When I was 13 or so mom handed me a thick book to read, “Thoughts For Johnny.”
She said it would explain some things about young boys growing up and how to deal with changes awaiting us around the corner. Little did she know I already knew what the book would contain as my friends’ older brothers readily shared their knowledge with their little brothers and their friends.
I was in the know and laughed at the simplistic explanations the author was communicating. He never did get to the good stuff and I soon lost interest in the boring chatter.
Somehow my dad’s generation neglected to share their knowledge of the ‘Birds and Bees’. I made sure to explain those issues to my son, Jeff. I even drew some diagrams. His response to my explanations and artwork put him into hysterical laughter. He already knew too.

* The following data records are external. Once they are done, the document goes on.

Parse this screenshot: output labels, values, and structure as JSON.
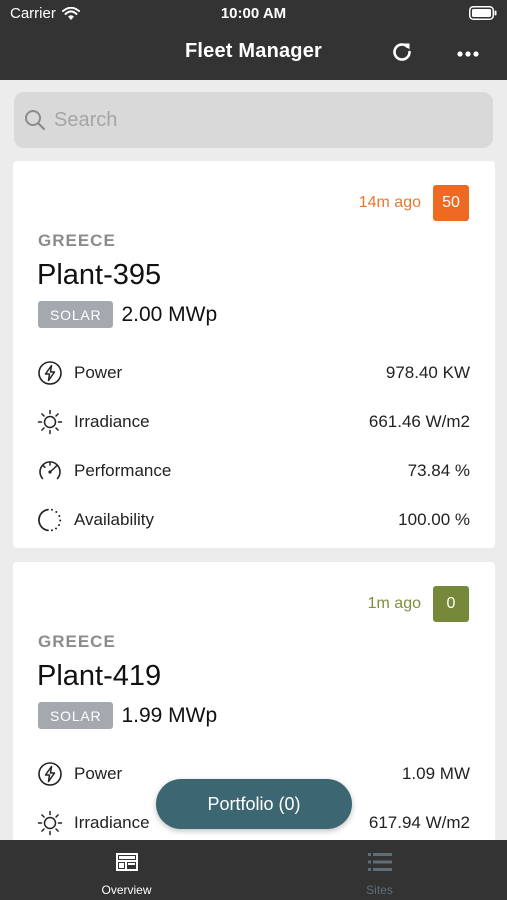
{
  "status_bar": {
    "carrier": "Carrier",
    "time": "10:00 AM"
  },
  "nav": {
    "title": "Fleet Manager",
    "refresh_icon": "refresh-icon",
    "more_icon": "more-horizontal-icon"
  },
  "search": {
    "placeholder": "Search",
    "value": ""
  },
  "plants": [
    {
      "updated": "14m ago",
      "updated_color": "#e8772e",
      "alarm_count": "50",
      "alarm_color": "#ee6a22",
      "country": "GREECE",
      "name": "Plant-395",
      "type": "SOLAR",
      "capacity": "2.00 MWp",
      "metrics": [
        {
          "label": "Power",
          "value": "978.40 KW",
          "icon": "lightning-icon"
        },
        {
          "label": "Irradiance",
          "value": "661.46 W/m2",
          "icon": "sun-icon"
        },
        {
          "label": "Performance",
          "value": "73.84 %",
          "icon": "gauge-icon"
        },
        {
          "label": "Availability",
          "value": "100.00 %",
          "icon": "availability-circle-icon"
        }
      ]
    },
    {
      "updated": "1m ago",
      "updated_color": "#7c8f3c",
      "alarm_count": "0",
      "alarm_color": "#76893a",
      "country": "GREECE",
      "name": "Plant-419",
      "type": "SOLAR",
      "capacity": "1.99 MWp",
      "metrics": [
        {
          "label": "Power",
          "value": "1.09 MW",
          "icon": "lightning-icon"
        },
        {
          "label": "Irradiance",
          "value": "617.94 W/m2",
          "icon": "sun-icon"
        }
      ]
    }
  ],
  "portfolio_button": "Portfolio (0)",
  "tabs": [
    {
      "label": "Overview",
      "icon": "dashboard-icon",
      "active": true
    },
    {
      "label": "Sites",
      "icon": "list-icon",
      "active": false
    }
  ],
  "colors": {
    "bar_background": "#333333",
    "page_background": "#ececec",
    "portfolio_button": "#3c6672",
    "tag_background": "#a4a9b0"
  }
}
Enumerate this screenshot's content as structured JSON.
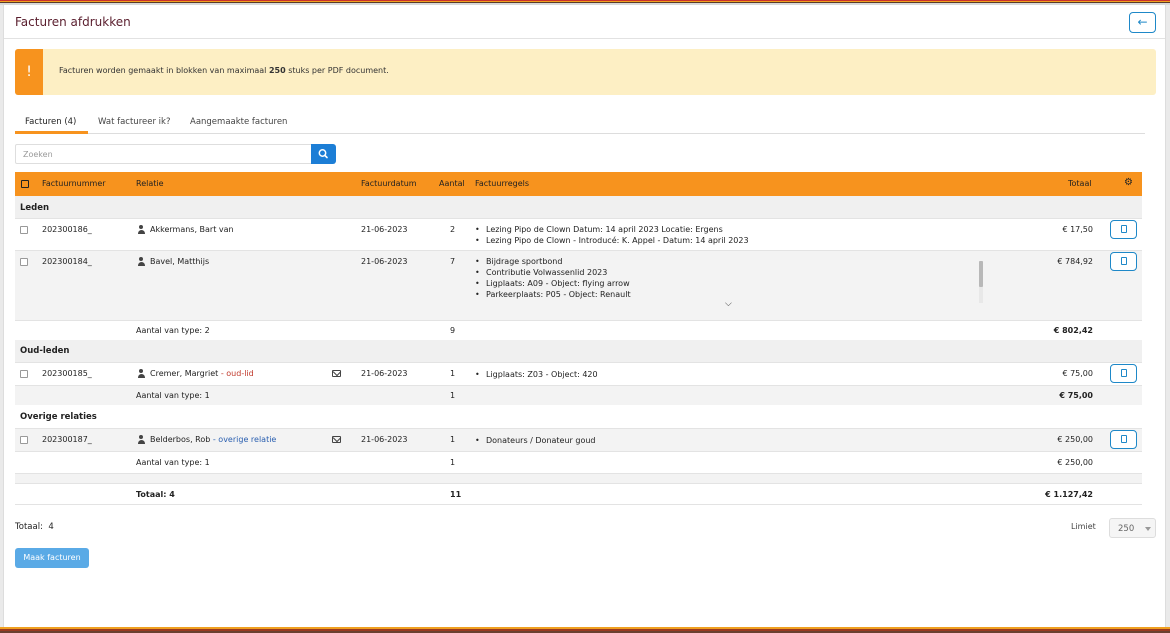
{
  "header": {
    "title": "Facturen afdrukken",
    "back_icon": "←"
  },
  "alert": {
    "icon": "!",
    "before": "Facturen worden gemaakt in blokken van maximaal ",
    "count": "250",
    "after": " stuks per PDF document."
  },
  "tabs": [
    {
      "label": "Facturen (4)"
    },
    {
      "label": "Wat factureer ik?"
    },
    {
      "label": "Aangemaakte facturen"
    }
  ],
  "search": {
    "placeholder": "Zoeken"
  },
  "columns": {
    "number": "Factuurnummer",
    "relation": "Relatie",
    "date": "Factuurdatum",
    "count": "Aantal",
    "lines": "Factuurregels",
    "total": "Totaal"
  },
  "groups": [
    {
      "name": "Leden",
      "rows": [
        {
          "number": "202300186_",
          "relation": "Akkermans, Bart van",
          "tag": "",
          "date": "21-06-2023",
          "count": "2",
          "lines": [
            "Lezing Pipo de Clown Datum: 14 april 2023 Locatie: Ergens",
            "Lezing Pipo de Clown - Introducé: K. Appel - Datum: 14 april 2023"
          ],
          "total": "€ 17,50"
        },
        {
          "number": "202300184_",
          "relation": "Bavel, Matthijs",
          "tag": "",
          "date": "21-06-2023",
          "count": "7",
          "lines": [
            "Bijdrage sportbond",
            "Contributie Volwassenlid 2023",
            "Ligplaats: A09 - Object: flying arrow",
            "Parkeerplaats: P05 - Object: Renault"
          ],
          "total": "€ 784,92"
        }
      ],
      "subtotal": {
        "label": "Aantal van type: 2",
        "count": "9",
        "total": "€ 802,42"
      }
    },
    {
      "name": "Oud-leden",
      "rows": [
        {
          "number": "202300185_",
          "relation": "Cremer, Margriet",
          "tag": "- oud-lid",
          "date": "21-06-2023",
          "count": "1",
          "lines": [
            "Ligplaats: Z03 - Object: 420"
          ],
          "total": "€ 75,00"
        }
      ],
      "subtotal": {
        "label": "Aantal van type: 1",
        "count": "1",
        "total": "€ 75,00"
      }
    },
    {
      "name": "Overige relaties",
      "rows": [
        {
          "number": "202300187_",
          "relation": "Belderbos, Rob",
          "tag": "- overige relatie",
          "date": "21-06-2023",
          "count": "1",
          "lines": [
            "Donateurs / Donateur goud"
          ],
          "total": "€ 250,00"
        }
      ],
      "subtotal": {
        "label": "Aantal van type: 1",
        "count": "1",
        "total": "€ 250,00"
      }
    }
  ],
  "grand_total": {
    "label": "Totaal: 4",
    "count": "11",
    "total": "€ 1.127,42"
  },
  "footer": {
    "total_label": "Totaal:",
    "total_value": "4",
    "limiet_label": "Limiet",
    "limiet_value": "250",
    "make_button": "Maak facturen"
  },
  "colors": {
    "accent": "#f7931e",
    "primary": "#1c7ed6",
    "alert_bg": "#fdefc4",
    "oud_lid": "#c0392b",
    "overige": "#2a5fb0"
  }
}
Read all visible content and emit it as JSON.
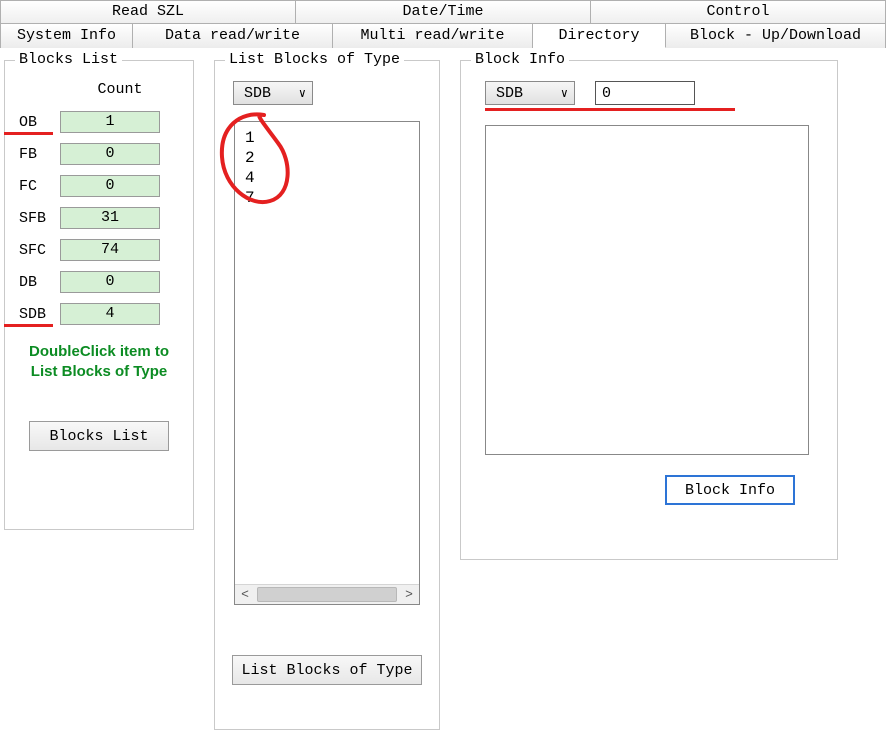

My dad was more interested in what I was doing in school and how my grades were coming along. Every six-weeks the dreaded day came for the report card. It must be signed by the parent to insure they were aware of the wonderful progress their child was making. And in some cases the lack of progress. I suspect in those days report cards bred a high level of forgery in America. I never had to stoop to that level as I was an A student throughout my educational experience.
However, I can relate to some of the “Little Johnny” episodes listed below. When needed I was able to develop a high level of bluffism when sharing my report card with mom and dad. And I’m sure there are teachers that can remember some of these exact situations. We were all “Little Johnny” at one time or another. Enjoy.
Teacher: “Johnny, your composition on ‘My Dog’ is exactly the same as your brother’s. Did you copy his?” Little Johnny: “No, teacher, it’s the same dog.”
Teacher: “Now, Johnny, tell me frankly, do you say prayers before eating?” Little Johnny: “No sir, I don’t have to, my Mom is a good cook.”
Dad: “How were the exam questions?” Little Johnny: “Easy.” Dad: “Then why do you look so unhappy?” Little Johnny: “The questions didn’t give me any trouble – just the answers.”
Dad: “I hear you skipped school to play football?” Little Johnny: “No, I didn’t – and I have the fish to prove it.”
Dad: ”I’m sorry you flunked your math test. How far were you from the right answer?” Little Johnny: “Three seats.”
Dad: ”Look at this report card – your teacher says she can’t teach you anything!” Little Johnny: “I told you she was no good.”
Dad: “What did you learn today?” Little Johnny: “Not enough – I have to go back tomorrow.”
Dad: ”Would you mind explaining the meaning of this D and F on your report card?” Little Johnny: “No problem, Dad. It stands for ‘Doing Fine.’”
Dad: “Were you absent on the day of the Math test?” Little Johnny: “No – but the boy who sits next to me was.” English Teacher: “Do you know what an inkling is?” Little Johnny: “It’s a baby fountain pen.”
English Teacher: “Johnny, use the word ‘decide’ in a sentence” Little Johnny: “My Dad got a flat tire so he pulled over to decide of the road.”
English Teacher: “Who can give me an example of a double negative?” Little Johnny: “I don’t know none.”
History Teacher: “What are the three zones on the earth?” Little Johnny: “Tropic, temperate, and tow-away.”
History Teacher: “What did dinosaurs eat?” Little Johnny: “Looking at the ones in the museum, they didn’t eat anything.”
Little Johnny: “I don’t think I deserve a zero on this test.” Teacher: “Neither do I, but it’s the lowest mark I can think of.”
Teacher: “What’s the definition of ignorance?” Little Johnny: “I don’t know.”
Teacher: “Johnny – your handwriting is terrible.” Little Johnny: “That’s OK – I’m going to be a Doctor.”
Teacher: “Can you tell me what a myth is?” Little Johnny: “A female moth.”